First and foremost, something you should be doing throughout the year is keeping all relevant documentation pertaining to the property or properties. This includes any 1099s issued or received. Why? Not only will this make the whole filing process easier, it’ll help you to decide between a Form 1120-H and a 1120 at the end of the tax year.
As you already know, at least 90% of your expenses will need to be for maintenance or upkeep if you’re to qualify for the Form 1120-H; this is the form designed solely for HOAs. Furthermore, membership dues are likely to make up the majority of your income. With all of your paperwork and financial statements set aside, filing for tax won’t lead to such a headache at the end of the year.
With HOA taxes, not everything will be taxable and not everything will be tax-free. With this in mind, you need to complete some research so you build, at least, a foundational layer of knowledge on the topic. If we look at non-exempt income, this will come in the form of interest, dividends, and rental income, such as the private rental of a clubhouse, pool facilities or even the use of a dock or boat storage. This includes any amounts that are not directly related to the activities of the HOA, including depreciation expense.

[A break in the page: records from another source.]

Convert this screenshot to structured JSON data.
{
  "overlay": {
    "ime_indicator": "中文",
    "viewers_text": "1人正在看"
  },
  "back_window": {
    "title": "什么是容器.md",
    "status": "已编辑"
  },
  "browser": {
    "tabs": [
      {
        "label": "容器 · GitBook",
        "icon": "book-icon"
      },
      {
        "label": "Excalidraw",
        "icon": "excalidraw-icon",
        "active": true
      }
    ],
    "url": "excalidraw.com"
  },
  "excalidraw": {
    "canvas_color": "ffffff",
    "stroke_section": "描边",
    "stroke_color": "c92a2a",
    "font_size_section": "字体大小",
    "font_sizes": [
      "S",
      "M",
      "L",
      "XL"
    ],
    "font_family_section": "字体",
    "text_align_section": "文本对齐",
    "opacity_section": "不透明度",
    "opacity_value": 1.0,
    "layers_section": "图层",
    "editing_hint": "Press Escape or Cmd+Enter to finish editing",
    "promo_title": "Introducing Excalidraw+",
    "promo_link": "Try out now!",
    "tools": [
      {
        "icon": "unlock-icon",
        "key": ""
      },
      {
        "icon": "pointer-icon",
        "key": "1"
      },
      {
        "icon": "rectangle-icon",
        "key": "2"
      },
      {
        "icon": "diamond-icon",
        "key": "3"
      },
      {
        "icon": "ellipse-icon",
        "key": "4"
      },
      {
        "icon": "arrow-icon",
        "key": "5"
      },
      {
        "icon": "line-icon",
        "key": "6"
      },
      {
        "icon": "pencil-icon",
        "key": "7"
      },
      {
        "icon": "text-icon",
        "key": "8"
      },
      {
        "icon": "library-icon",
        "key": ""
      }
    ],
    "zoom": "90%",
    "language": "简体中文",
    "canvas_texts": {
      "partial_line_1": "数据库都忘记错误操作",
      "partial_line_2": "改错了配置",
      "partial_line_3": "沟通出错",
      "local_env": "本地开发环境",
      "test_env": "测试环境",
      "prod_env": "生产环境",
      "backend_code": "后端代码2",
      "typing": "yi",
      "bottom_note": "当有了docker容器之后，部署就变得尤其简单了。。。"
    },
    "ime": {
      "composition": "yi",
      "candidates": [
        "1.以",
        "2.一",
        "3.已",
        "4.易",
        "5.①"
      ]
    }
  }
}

On the flip side, the cost of using your facilities won’t be taxed unless the income comes from a non-resident or a resident acting as a “customer”. In truth, we’ve only just uncovered the basics with these items so taking the time to research what income and expenditure goes where can be invaluable for your HOA.
If you need to, spend an hour creating a chart or table with all your expenses and income written down. Once you have this resource completed, you have it for the years ahead; you can just update it whenever the HOA changes or if the laws surrounding HOA tax change.
Homeowners Association Tax Return FAQ
There are many steps that must be in place. But usually the most important step is to contact a qualified and reliable accountant (typically a CPA is your best bet). If you’re wondering why we didn’t recommend an accountant in the first place, it’s because the first two tips are easy enough to do alone and we’re trying to save you money. By filing your documentation throughout the year and having a rough idea of what does and doesn’t apply to your tax return, your accountant will only have a molehill rather than a mountain of work when the time comes.
As long as you choose a tax expert who has experience in the HOA field, they’ll know exactly what to do. Just like hiring a website designer for your website, an accountant spends all day surrounded by HOA law so should be aware of the best decisions for your HOA.
With these steps in place, your homeowners association tax return won’t need to be so difficult or the thing you least look forward to on the calendar. Instead, it can be a simple process from start to finish.